#### Source material
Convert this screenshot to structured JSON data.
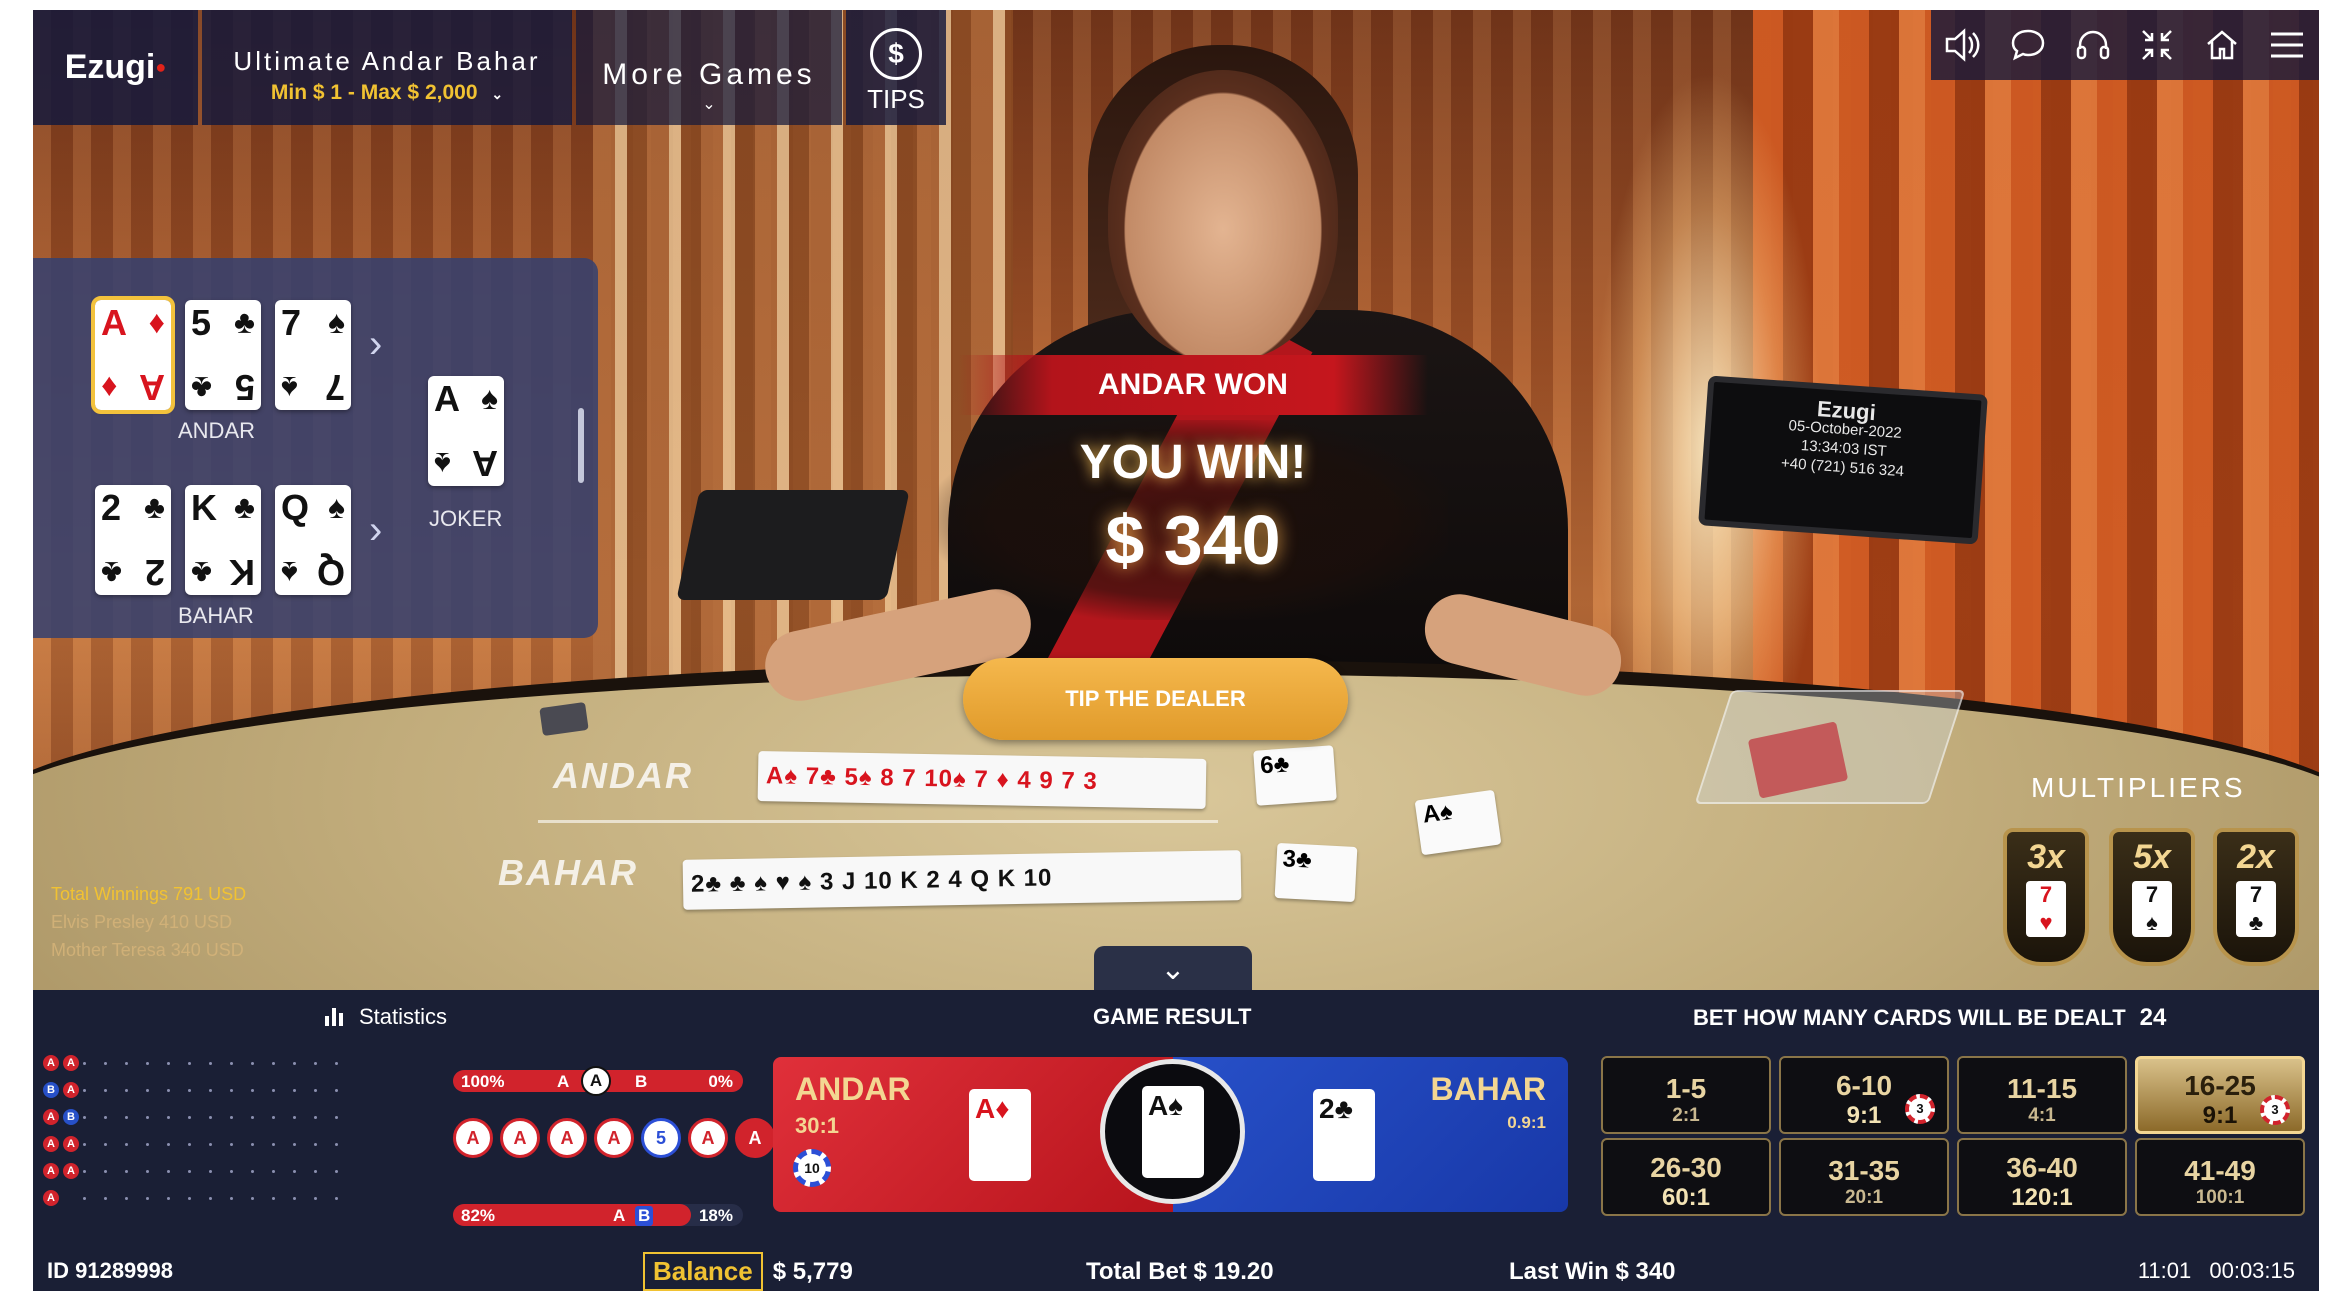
{
  "topbar": {
    "logo": "Ezugi",
    "game_title": "Ultimate Andar Bahar",
    "limits": "Min $ 1 - Max $ 2,000",
    "more_games": "More Games",
    "tips_symbol": "$",
    "tips_label": "TIPS"
  },
  "icons": [
    "speaker-icon",
    "chat-icon",
    "headset-icon",
    "collapse-icon",
    "home-icon",
    "menu-icon"
  ],
  "panel": {
    "andar_label": "ANDAR",
    "bahar_label": "BAHAR",
    "joker_label": "JOKER",
    "andar_cards": [
      {
        "rank": "A",
        "suit": "♦",
        "red": true
      },
      {
        "rank": "5",
        "suit": "♣",
        "red": false
      },
      {
        "rank": "7",
        "suit": "♠",
        "red": false
      }
    ],
    "bahar_cards": [
      {
        "rank": "2",
        "suit": "♣",
        "red": false
      },
      {
        "rank": "K",
        "suit": "♣",
        "red": false
      },
      {
        "rank": "Q",
        "suit": "♠",
        "red": false
      }
    ],
    "joker_card": {
      "rank": "A",
      "suit": "♠",
      "red": false
    }
  },
  "overlay": {
    "banner": "ANDAR WON",
    "title": "YOU WIN!",
    "amount": "$ 340",
    "tip_button": "TIP THE DEALER"
  },
  "monitor": {
    "brand": "Ezugi",
    "date": "05-October-2022",
    "time": "13:34:03 IST",
    "phone": "+40 (721) 516 324"
  },
  "felt": {
    "andar": "ANDAR",
    "bahar": "BAHAR"
  },
  "multipliers": {
    "title": "MULTIPLIERS",
    "items": [
      {
        "label": "3x",
        "card": "7",
        "suit": "♥",
        "red": true
      },
      {
        "label": "5x",
        "card": "7",
        "suit": "♠",
        "red": false
      },
      {
        "label": "2x",
        "card": "7",
        "suit": "♣",
        "red": false
      }
    ]
  },
  "winners": {
    "title": "Total Winnings  791 USD",
    "rows": [
      "Elvis Presley  410 USD",
      "Mother Teresa  340 USD"
    ]
  },
  "bottom": {
    "statistics": "Statistics",
    "game_result": "GAME RESULT",
    "bet_how": "BET HOW MANY CARDS WILL BE DEALT",
    "bet_how_count": "24"
  },
  "stats": {
    "row1": {
      "left": "100%",
      "a": "A",
      "b": "B",
      "right": "0%",
      "fill": 1.0
    },
    "row2": {
      "left": "82%",
      "a": "A",
      "b": "B",
      "right": "18%",
      "fill": 0.82
    },
    "history": [
      {
        "v": "A",
        "blue": false,
        "solid": false
      },
      {
        "v": "A",
        "blue": false,
        "solid": false
      },
      {
        "v": "A",
        "blue": false,
        "solid": false
      },
      {
        "v": "A",
        "blue": false,
        "solid": false
      },
      {
        "v": "5",
        "blue": true,
        "solid": false
      },
      {
        "v": "A",
        "blue": false,
        "solid": false
      },
      {
        "v": "A",
        "blue": false,
        "solid": true
      }
    ],
    "roadmap": [
      [
        "A",
        "A"
      ],
      [
        "B",
        "A"
      ],
      [
        "A",
        "B"
      ],
      [
        "A",
        "A"
      ],
      [
        "A",
        "A"
      ],
      [
        "A",
        ""
      ]
    ]
  },
  "result": {
    "andar_name": "ANDAR",
    "andar_odds": "30:1",
    "andar_chip": "10",
    "andar_card": {
      "rank": "A",
      "suit": "♦"
    },
    "joker_card": {
      "rank": "A",
      "suit": "♠"
    },
    "bahar_name": "BAHAR",
    "bahar_odds": "0.9:1",
    "bahar_card": {
      "rank": "2",
      "suit": "♣"
    }
  },
  "bets": [
    {
      "range": "1-5",
      "odds": "2:1",
      "bold": false,
      "active": false,
      "chip": ""
    },
    {
      "range": "6-10",
      "odds": "9:1",
      "bold": true,
      "active": false,
      "chip": "3"
    },
    {
      "range": "11-15",
      "odds": "4:1",
      "bold": false,
      "active": false,
      "chip": ""
    },
    {
      "range": "16-25",
      "odds": "9:1",
      "bold": true,
      "active": true,
      "chip": "3"
    },
    {
      "range": "26-30",
      "odds": "60:1",
      "bold": true,
      "active": false,
      "chip": ""
    },
    {
      "range": "31-35",
      "odds": "20:1",
      "bold": false,
      "active": false,
      "chip": ""
    },
    {
      "range": "36-40",
      "odds": "120:1",
      "bold": true,
      "active": false,
      "chip": ""
    },
    {
      "range": "41-49",
      "odds": "100:1",
      "bold": false,
      "active": false,
      "chip": ""
    }
  ],
  "footer": {
    "id": "ID 91289998",
    "balance_label": "Balance",
    "balance": "$ 5,779",
    "total_bet": "Total Bet $ 19.20",
    "last_win": "Last Win $ 340",
    "clock": "11:01",
    "timer": "00:03:15"
  },
  "colors": {
    "andar": "#d1232c",
    "bahar": "#2750c8",
    "gold": "#f1c232",
    "panel": "#1a1f35"
  }
}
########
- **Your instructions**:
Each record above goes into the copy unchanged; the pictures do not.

- **The answer**:
Convert this screenshot to structured JSON data.
{
  "topbar": {
    "logo": "Ezugi",
    "game_title": "Ultimate Andar Bahar",
    "limits": "Min $ 1 - Max $ 2,000",
    "more_games": "More Games",
    "tips_symbol": "$",
    "tips_label": "TIPS"
  },
  "icons": [
    "speaker-icon",
    "chat-icon",
    "headset-icon",
    "collapse-icon",
    "home-icon",
    "menu-icon"
  ],
  "panel": {
    "andar_label": "ANDAR",
    "bahar_label": "BAHAR",
    "joker_label": "JOKER",
    "andar_cards": [
      {
        "rank": "A",
        "suit": "♦",
        "red": true
      },
      {
        "rank": "5",
        "suit": "♣",
        "red": false
      },
      {
        "rank": "7",
        "suit": "♠",
        "red": false
      }
    ],
    "bahar_cards": [
      {
        "rank": "2",
        "suit": "♣",
        "red": false
      },
      {
        "rank": "K",
        "suit": "♣",
        "red": false
      },
      {
        "rank": "Q",
        "suit": "♠",
        "red": false
      }
    ],
    "joker_card": {
      "rank": "A",
      "suit": "♠",
      "red": false
    }
  },
  "overlay": {
    "banner": "ANDAR WON",
    "title": "YOU WIN!",
    "amount": "$ 340",
    "tip_button": "TIP THE DEALER"
  },
  "monitor": {
    "brand": "Ezugi",
    "date": "05-October-2022",
    "time": "13:34:03 IST",
    "phone": "+40 (721) 516 324"
  },
  "felt": {
    "andar": "ANDAR",
    "bahar": "BAHAR"
  },
  "multipliers": {
    "title": "MULTIPLIERS",
    "items": [
      {
        "label": "3x",
        "card": "7",
        "suit": "♥",
        "red": true
      },
      {
        "label": "5x",
        "card": "7",
        "suit": "♠",
        "red": false
      },
      {
        "label": "2x",
        "card": "7",
        "suit": "♣",
        "red": false
      }
    ]
  },
  "winners": {
    "title": "Total Winnings  791 USD",
    "rows": [
      "Elvis Presley  410 USD",
      "Mother Teresa  340 USD"
    ]
  },
  "bottom": {
    "statistics": "Statistics",
    "game_result": "GAME RESULT",
    "bet_how": "BET HOW MANY CARDS WILL BE DEALT",
    "bet_how_count": "24"
  },
  "stats": {
    "row1": {
      "left": "100%",
      "a": "A",
      "b": "B",
      "right": "0%",
      "fill": 1.0
    },
    "row2": {
      "left": "82%",
      "a": "A",
      "b": "B",
      "right": "18%",
      "fill": 0.82
    },
    "history": [
      {
        "v": "A",
        "blue": false,
        "solid": false
      },
      {
        "v": "A",
        "blue": false,
        "solid": false
      },
      {
        "v": "A",
        "blue": false,
        "solid": false
      },
      {
        "v": "A",
        "blue": false,
        "solid": false
      },
      {
        "v": "5",
        "blue": true,
        "solid": false
      },
      {
        "v": "A",
        "blue": false,
        "solid": false
      },
      {
        "v": "A",
        "blue": false,
        "solid": true
      }
    ],
    "roadmap": [
      [
        "A",
        "A"
      ],
      [
        "B",
        "A"
      ],
      [
        "A",
        "B"
      ],
      [
        "A",
        "A"
      ],
      [
        "A",
        "A"
      ],
      [
        "A",
        ""
      ]
    ]
  },
  "result": {
    "andar_name": "ANDAR",
    "andar_odds": "30:1",
    "andar_chip": "10",
    "andar_card": {
      "rank": "A",
      "suit": "♦"
    },
    "joker_card": {
      "rank": "A",
      "suit": "♠"
    },
    "bahar_name": "BAHAR",
    "bahar_odds": "0.9:1",
    "bahar_card": {
      "rank": "2",
      "suit": "♣"
    }
  },
  "bets": [
    {
      "range": "1-5",
      "odds": "2:1",
      "bold": false,
      "active": false,
      "chip": ""
    },
    {
      "range": "6-10",
      "odds": "9:1",
      "bold": true,
      "active": false,
      "chip": "3"
    },
    {
      "range": "11-15",
      "odds": "4:1",
      "bold": false,
      "active": false,
      "chip": ""
    },
    {
      "range": "16-25",
      "odds": "9:1",
      "bold": true,
      "active": true,
      "chip": "3"
    },
    {
      "range": "26-30",
      "odds": "60:1",
      "bold": true,
      "active": false,
      "chip": ""
    },
    {
      "range": "31-35",
      "odds": "20:1",
      "bold": false,
      "active": false,
      "chip": ""
    },
    {
      "range": "36-40",
      "odds": "120:1",
      "bold": true,
      "active": false,
      "chip": ""
    },
    {
      "range": "41-49",
      "odds": "100:1",
      "bold": false,
      "active": false,
      "chip": ""
    }
  ],
  "footer": {
    "id": "ID 91289998",
    "balance_label": "Balance",
    "balance": "$ 5,779",
    "total_bet": "Total Bet $ 19.20",
    "last_win": "Last Win $ 340",
    "clock": "11:01",
    "timer": "00:03:15"
  },
  "colors": {
    "andar": "#d1232c",
    "bahar": "#2750c8",
    "gold": "#f1c232",
    "panel": "#1a1f35"
  }
}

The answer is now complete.